(Data items)
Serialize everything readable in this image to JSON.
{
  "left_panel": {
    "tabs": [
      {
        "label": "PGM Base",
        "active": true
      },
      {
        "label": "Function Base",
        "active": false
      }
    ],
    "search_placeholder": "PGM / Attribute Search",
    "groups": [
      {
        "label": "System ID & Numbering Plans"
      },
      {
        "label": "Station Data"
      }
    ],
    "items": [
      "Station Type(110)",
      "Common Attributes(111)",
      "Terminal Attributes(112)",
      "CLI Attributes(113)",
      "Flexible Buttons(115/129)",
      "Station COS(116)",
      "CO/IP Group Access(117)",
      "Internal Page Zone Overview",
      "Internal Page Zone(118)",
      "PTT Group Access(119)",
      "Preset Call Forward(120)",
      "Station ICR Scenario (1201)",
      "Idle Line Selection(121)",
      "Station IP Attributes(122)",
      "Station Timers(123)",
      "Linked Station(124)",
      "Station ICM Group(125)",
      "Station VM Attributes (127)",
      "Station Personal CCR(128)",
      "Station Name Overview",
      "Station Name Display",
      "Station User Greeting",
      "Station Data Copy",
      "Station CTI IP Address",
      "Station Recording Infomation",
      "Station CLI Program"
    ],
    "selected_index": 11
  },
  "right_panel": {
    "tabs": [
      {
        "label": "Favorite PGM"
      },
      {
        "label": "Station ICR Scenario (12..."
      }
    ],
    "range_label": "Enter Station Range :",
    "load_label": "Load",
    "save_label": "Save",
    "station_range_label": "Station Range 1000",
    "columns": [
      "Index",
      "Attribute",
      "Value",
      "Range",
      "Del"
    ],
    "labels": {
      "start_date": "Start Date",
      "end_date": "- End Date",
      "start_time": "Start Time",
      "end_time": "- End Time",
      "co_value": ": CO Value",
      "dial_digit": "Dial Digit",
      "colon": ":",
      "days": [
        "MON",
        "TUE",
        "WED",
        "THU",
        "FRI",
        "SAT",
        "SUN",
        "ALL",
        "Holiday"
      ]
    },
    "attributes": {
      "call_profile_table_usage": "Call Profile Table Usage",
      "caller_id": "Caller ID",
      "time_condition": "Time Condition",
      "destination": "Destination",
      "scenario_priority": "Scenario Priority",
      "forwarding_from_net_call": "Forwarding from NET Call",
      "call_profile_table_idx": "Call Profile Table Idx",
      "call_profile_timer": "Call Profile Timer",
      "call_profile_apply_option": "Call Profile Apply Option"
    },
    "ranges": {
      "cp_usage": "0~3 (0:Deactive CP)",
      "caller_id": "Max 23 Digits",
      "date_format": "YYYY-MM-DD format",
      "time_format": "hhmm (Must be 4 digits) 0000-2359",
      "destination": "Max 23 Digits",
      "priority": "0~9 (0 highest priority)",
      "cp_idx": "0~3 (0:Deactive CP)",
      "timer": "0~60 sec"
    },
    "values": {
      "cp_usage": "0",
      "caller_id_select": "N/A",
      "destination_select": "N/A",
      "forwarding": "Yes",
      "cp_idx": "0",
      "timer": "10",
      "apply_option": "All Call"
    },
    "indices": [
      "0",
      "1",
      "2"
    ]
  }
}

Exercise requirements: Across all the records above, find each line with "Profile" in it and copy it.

The answer:
      "call_profile_table_usage": "Call Profile Table Usage",
      "call_profile_table_idx": "Call Profile Table Idx",
      "call_profile_timer": "Call Profile Timer",
      "call_profile_apply_option": "Call Profile Apply Option"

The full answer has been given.